Did you know that less than half of American adults have developed documentation as part of the estate planning process? Binding legal agreements are critical to ensuring that your asset distribution wishes are met after your death. The two major documents from which to choose are trusts and wills.
Depending on your financial assets, situation, and complexity, it is often appropriate to go with a living trust for estate planning purposes. Following are 3 major benefits:
Did you know that a will can publicly published once filed with the Court? As it goes through probate court proceedings, it becomes a public court record. This may pose an issue if you prefer to keep the details of your asset distribution confidential. A living trust allows you to do this. Because a living trust is not filed with the court, it is only available to the person who develops the document and the assigned Trustee.
A living trust can be put to work without having to go through lengthy and potentially costly probate court proceedings. A will, however, requires probate court proceedings to ensure that all assets are distributed as documented. Eliminating probate proceedings will save your heirs time and money, providing faster access to funds and saving the attorney and court fees required for probate.
Protect Any Disability
A will only instructs heirs in the event of your death. A durable Power of Attorney can be added, but this does not allow for maximum control either as not every financial institution will recognize it. A living trust, however, provides instructions to your Trustee in the event that you become disabled, extremely ill, or incapacitated.
There are additional reasons why a living trust may be a better estate planning solution over a will, but much depends on your personal financial situation.
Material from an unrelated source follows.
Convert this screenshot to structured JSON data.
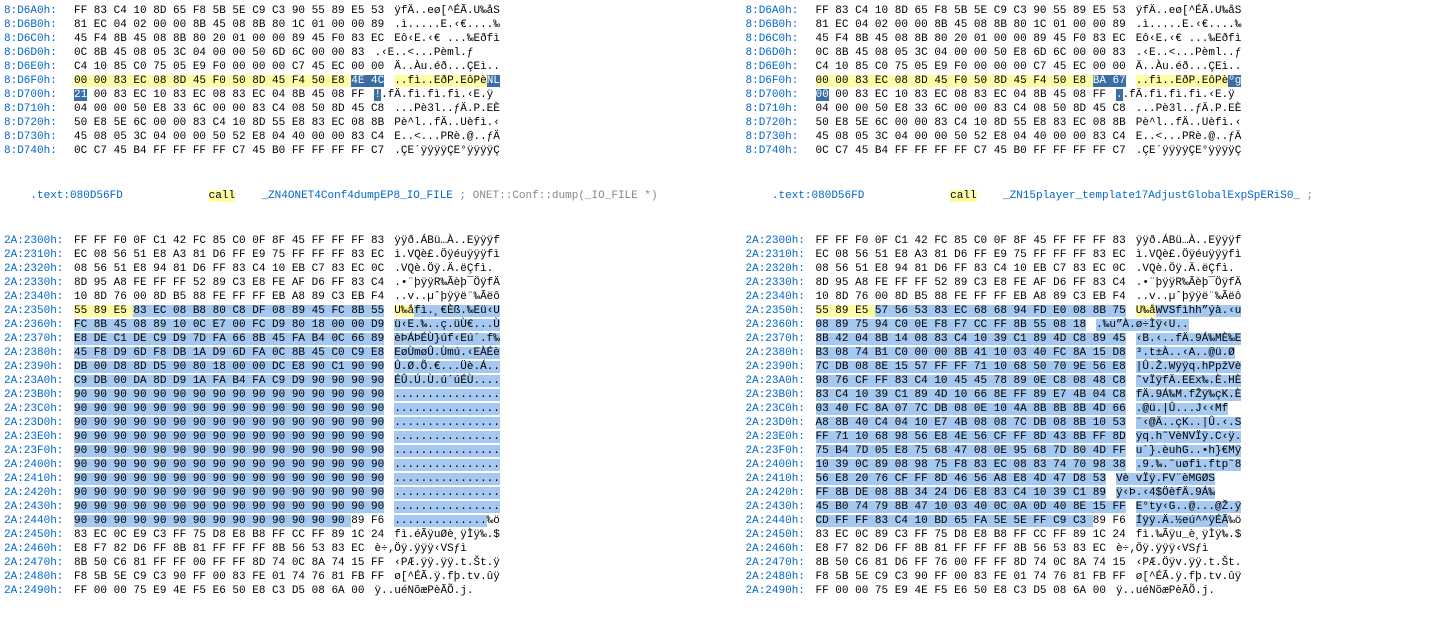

Be sure to discuss these matters with a trusted attorney to identify the best solution for your particular needs. To learn more about how we can help, please contact us.